* _Exercise goal_
Write the data below out again, exactly as each line reads.

* _Data records_
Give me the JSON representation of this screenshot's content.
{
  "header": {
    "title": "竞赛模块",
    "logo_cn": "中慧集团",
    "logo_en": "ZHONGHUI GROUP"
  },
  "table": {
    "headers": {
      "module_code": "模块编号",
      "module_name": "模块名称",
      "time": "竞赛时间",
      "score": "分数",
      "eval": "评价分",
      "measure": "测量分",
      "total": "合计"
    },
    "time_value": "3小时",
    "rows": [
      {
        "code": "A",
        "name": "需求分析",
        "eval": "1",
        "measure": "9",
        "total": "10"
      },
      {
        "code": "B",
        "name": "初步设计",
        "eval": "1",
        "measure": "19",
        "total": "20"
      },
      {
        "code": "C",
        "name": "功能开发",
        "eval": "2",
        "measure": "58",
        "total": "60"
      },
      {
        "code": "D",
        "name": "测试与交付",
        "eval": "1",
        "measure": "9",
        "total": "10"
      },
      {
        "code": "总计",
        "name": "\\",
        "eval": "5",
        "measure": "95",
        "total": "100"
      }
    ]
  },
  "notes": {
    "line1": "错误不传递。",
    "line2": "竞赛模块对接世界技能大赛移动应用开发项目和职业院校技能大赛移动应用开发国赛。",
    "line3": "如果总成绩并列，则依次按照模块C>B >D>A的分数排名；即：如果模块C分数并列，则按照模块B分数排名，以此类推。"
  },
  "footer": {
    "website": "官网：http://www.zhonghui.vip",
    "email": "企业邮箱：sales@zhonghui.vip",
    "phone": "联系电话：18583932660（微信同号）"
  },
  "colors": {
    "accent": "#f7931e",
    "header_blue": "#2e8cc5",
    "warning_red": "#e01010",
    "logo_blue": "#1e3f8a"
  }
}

* _Completed task_
Give me the JSON representation of this screenshot's content.
{
  "header": {
    "title": "竞赛模块",
    "logo_cn": "中慧集团",
    "logo_en": "ZHONGHUI GROUP"
  },
  "table": {
    "headers": {
      "module_code": "模块编号",
      "module_name": "模块名称",
      "time": "竞赛时间",
      "score": "分数",
      "eval": "评价分",
      "measure": "测量分",
      "total": "合计"
    },
    "time_value": "3小时",
    "rows": [
      {
        "code": "A",
        "name": "需求分析",
        "eval": "1",
        "measure": "9",
        "total": "10"
      },
      {
        "code": "B",
        "name": "初步设计",
        "eval": "1",
        "measure": "19",
        "total": "20"
      },
      {
        "code": "C",
        "name": "功能开发",
        "eval": "2",
        "measure": "58",
        "total": "60"
      },
      {
        "code": "D",
        "name": "测试与交付",
        "eval": "1",
        "measure": "9",
        "total": "10"
      },
      {
        "code": "总计",
        "name": "\\",
        "eval": "5",
        "measure": "95",
        "total": "100"
      }
    ]
  },
  "notes": {
    "line1": "错误不传递。",
    "line2": "竞赛模块对接世界技能大赛移动应用开发项目和职业院校技能大赛移动应用开发国赛。",
    "line3": "如果总成绩并列，则依次按照模块C>B >D>A的分数排名；即：如果模块C分数并列，则按照模块B分数排名，以此类推。"
  },
  "footer": {
    "website": "官网：http://www.zhonghui.vip",
    "email": "企业邮箱：sales@zhonghui.vip",
    "phone": "联系电话：18583932660（微信同号）"
  },
  "colors": {
    "accent": "#f7931e",
    "header_blue": "#2e8cc5",
    "warning_red": "#e01010",
    "logo_blue": "#1e3f8a"
  }
}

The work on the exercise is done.